The last Philadelphia City Paper will be in orange boxes all over the city come Thursday morning, and when those copies become fishwrap, urban tumbleweeds, and sidewalk blankets, City Paper will be gone forever. Even its web identity, citypaper.net, may disappear, though the new owners are now saying they’ll preserve the archives.
I’m no expert in detailing how newspapers, particularly free independents, are struggling because of the recession (which only Wall Street has recovered from) and/or due to Internet competition. I realized years ago that Philadelphia could no longer support two free papers — Philadelphia Weekly survives, a shadow of what it used to be — and that, at some point, one or both would go.
Few expected City Paper to fold first, however, and everyone was taken by surprise by how suddenly: Broad Street Media (Philadelphia Weekly’s publisher) purchased the paper from Metro, which had owned it for about a year, on September 30 and immediately shut it down. Full-time staffers learned their fate from a press release. The October 1 issue was already finished; the October 8 issue is our last.
I received the news through, of course, Facebook. For the first time in nearly ten years, I can no longer call myself “City Paper theater critic.”
A few theater critics more or less probably don’t matter, though our numbers actually won’t fall. My fellow CP critic, David Anthony Fox, announced “I’m Still Here” last week on his blog, RecliningStandards.org, where he writes about theater, opera, television, and more.
I’m happy to say that I’m still here too — at Broad Street Review!
Theater covered and uncovered
Being reviewed by City Paper meant something, which I knew even before I joined the staff in 2006, when I worked with the now-gone Brick Playhouse on South Street and we nagged David, Toby Zinman, and Cary Mazer to see our low-budget productions in our tiny second-floor theater. Sometimes they did, making our work a little more real and visible, whatever their opinions.
I hope that during my tenure at CP, we gave a boost to small companies and local theater in general. A lot of theaters have sprouted up over the past decade, and I was proud to chronicle their work. My biggest fear now is that coverage will diminish as papers die (Philadelphia Weekly perseveres, but shed longtime theater critic J. Cooper Robb two years ago.)
All I can do is try to balance these losses with my own small contributions. I hope to write not only reviews of theater productions for BSR, but also essays comparing and contrasting shows and discussing larger trends and issues in local and national theater. I might even write some book reviews and previews pointing theatergoers toward what’s new and exciting — and there’s always plenty of that.

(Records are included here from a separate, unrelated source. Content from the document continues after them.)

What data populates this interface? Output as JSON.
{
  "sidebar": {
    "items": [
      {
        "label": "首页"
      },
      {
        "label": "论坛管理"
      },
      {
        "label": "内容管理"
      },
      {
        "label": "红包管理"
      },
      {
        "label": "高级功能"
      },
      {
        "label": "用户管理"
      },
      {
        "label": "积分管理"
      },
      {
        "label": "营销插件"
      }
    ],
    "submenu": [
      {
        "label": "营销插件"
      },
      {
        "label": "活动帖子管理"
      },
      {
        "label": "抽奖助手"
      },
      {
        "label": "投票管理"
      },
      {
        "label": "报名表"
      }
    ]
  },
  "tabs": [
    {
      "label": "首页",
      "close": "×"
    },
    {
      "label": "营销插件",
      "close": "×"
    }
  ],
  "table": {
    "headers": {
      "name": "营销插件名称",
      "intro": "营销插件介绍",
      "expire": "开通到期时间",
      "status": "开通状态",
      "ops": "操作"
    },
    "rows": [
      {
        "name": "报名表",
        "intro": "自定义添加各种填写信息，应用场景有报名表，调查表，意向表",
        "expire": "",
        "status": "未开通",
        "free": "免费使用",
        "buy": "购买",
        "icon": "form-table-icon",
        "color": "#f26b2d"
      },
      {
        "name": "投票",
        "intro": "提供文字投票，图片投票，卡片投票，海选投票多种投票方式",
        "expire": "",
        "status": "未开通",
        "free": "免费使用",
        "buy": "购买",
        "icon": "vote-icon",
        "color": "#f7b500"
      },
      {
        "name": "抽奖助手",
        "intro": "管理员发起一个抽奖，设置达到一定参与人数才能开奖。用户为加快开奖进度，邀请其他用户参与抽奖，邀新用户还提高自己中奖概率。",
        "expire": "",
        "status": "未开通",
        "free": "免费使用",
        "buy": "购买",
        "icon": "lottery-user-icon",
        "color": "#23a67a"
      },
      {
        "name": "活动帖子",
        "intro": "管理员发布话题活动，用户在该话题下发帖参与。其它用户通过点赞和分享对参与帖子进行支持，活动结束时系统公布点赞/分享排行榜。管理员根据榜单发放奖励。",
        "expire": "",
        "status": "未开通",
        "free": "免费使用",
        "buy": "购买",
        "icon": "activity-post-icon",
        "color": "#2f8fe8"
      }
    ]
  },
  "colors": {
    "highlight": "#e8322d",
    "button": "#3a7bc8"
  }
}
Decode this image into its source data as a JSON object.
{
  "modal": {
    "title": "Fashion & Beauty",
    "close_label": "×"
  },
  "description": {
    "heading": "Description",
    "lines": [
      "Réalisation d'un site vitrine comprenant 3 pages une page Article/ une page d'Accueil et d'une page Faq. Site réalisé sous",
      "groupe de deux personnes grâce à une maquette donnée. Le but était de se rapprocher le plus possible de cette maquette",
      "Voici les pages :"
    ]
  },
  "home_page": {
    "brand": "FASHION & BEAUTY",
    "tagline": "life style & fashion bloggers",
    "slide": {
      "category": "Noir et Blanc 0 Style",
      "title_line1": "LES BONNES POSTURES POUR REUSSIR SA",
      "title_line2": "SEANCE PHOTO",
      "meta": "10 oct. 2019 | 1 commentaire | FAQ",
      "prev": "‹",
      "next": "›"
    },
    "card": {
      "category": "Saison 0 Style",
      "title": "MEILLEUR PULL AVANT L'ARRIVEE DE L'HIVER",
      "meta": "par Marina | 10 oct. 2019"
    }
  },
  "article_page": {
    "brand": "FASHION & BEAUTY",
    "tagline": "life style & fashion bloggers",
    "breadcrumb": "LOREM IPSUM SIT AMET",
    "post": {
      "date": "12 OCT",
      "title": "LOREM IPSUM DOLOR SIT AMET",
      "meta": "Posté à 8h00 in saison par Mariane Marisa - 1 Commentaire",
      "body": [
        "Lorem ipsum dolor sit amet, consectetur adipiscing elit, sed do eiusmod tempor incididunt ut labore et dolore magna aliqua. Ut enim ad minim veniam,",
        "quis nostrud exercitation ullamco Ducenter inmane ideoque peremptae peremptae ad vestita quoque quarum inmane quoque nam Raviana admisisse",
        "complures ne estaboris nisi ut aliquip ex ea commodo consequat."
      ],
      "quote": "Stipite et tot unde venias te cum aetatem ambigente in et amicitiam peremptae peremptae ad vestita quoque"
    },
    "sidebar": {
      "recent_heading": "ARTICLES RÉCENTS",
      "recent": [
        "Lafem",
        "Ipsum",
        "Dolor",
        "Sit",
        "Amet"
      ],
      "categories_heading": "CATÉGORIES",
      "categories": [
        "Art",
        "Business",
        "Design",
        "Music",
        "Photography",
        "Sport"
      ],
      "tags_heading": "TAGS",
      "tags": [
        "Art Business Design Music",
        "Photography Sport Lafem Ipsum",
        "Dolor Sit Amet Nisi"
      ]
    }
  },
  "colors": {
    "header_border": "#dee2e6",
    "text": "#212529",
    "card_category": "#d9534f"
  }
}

I’ll miss seeing my reviews in print — and, given that BSM might delete City Paper’s online archives, I’m glad that I saved everything I wrote the old-fashioned way, little yellowing scraps of newsprint stuffed in folders. City Paper had a tangible weight, a satisfying crackle, and a fresh print smell that we’ll never know again.

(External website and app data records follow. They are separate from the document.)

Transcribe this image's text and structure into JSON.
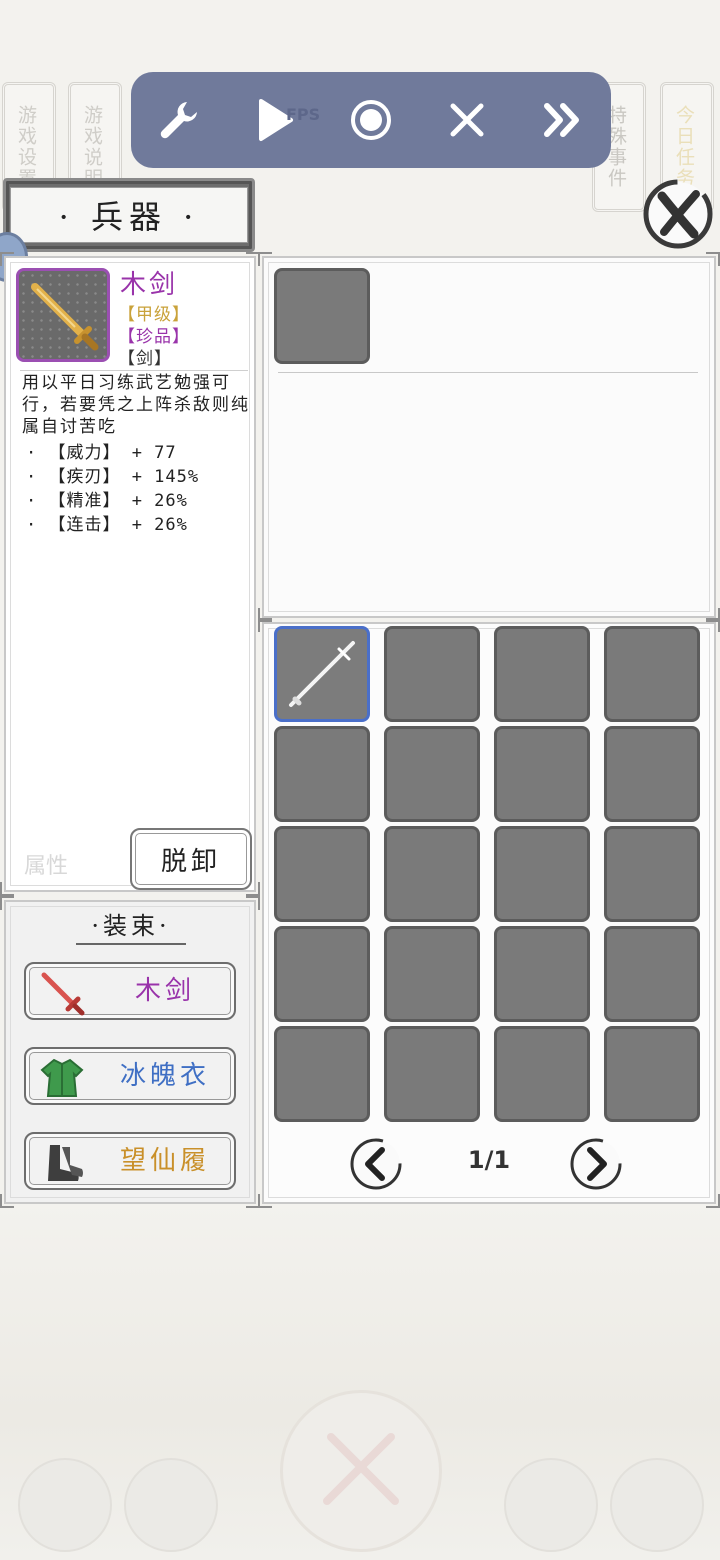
{
  "side_tabs": [
    {
      "label": "游戏设置"
    },
    {
      "label": "游戏说明"
    },
    {
      "label": "特殊事件"
    },
    {
      "label": "今日任务"
    }
  ],
  "toolbar": {
    "fps_text": "FPS"
  },
  "header": {
    "title": "· 兵器 ·"
  },
  "item": {
    "name": "木剑",
    "name_color": "#9933aa",
    "grade": "【甲级】",
    "grade_color": "#c9a23a",
    "rarity": "【珍品】",
    "rarity_color": "#9933aa",
    "type": "【剑】",
    "description": "用以平日习练武艺勉强可行，若要凭之上阵杀敌则纯属自讨苦吃",
    "stats": [
      {
        "label": "· 【威力】 + 77"
      },
      {
        "label": "· 【疾刃】 + 145%"
      },
      {
        "label": "· 【精准】 + 26%"
      },
      {
        "label": "· 【连击】 + 26%"
      }
    ],
    "unequip_label": "脱卸"
  },
  "ghost": {
    "attr_label": "属性"
  },
  "outfit": {
    "title": "·装束·",
    "items": [
      {
        "label": "木剑",
        "color": "#9933aa",
        "icon": "red-sword-icon"
      },
      {
        "label": "冰魄衣",
        "color": "#3f6fc4",
        "icon": "green-robe-icon"
      },
      {
        "label": "望仙履",
        "color": "#c9902a",
        "icon": "boots-icon"
      }
    ]
  },
  "inventory": {
    "page": "1/1",
    "selected_index": 0,
    "selected_item_icon": "white-staff-icon"
  }
}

I’ve already experienced the thrill of seeing my work published in BSR’s bright, clean, eye-friendly format, however, and enjoy the ease of instantly sharing it with friends on Facebook, the modern equivalent of door-to-door delivery.
Someday, I imagine, I’ll tell bored youngsters reverent tales about the sensory bliss of “real” newspapers. They’ll insist that “real” is not ink stains on processed wood pulp, but pictures on a glowing screen, images floating holographically before their eyes, or condensed thoughts beamed directly into their skulls. I’ll reluctantly admit, it’s better in so many ways.
And yet, I’ll fondly remember these good old days.
For Dan Rottenberg’s recollections of Philadelphia’s alternative press, click here.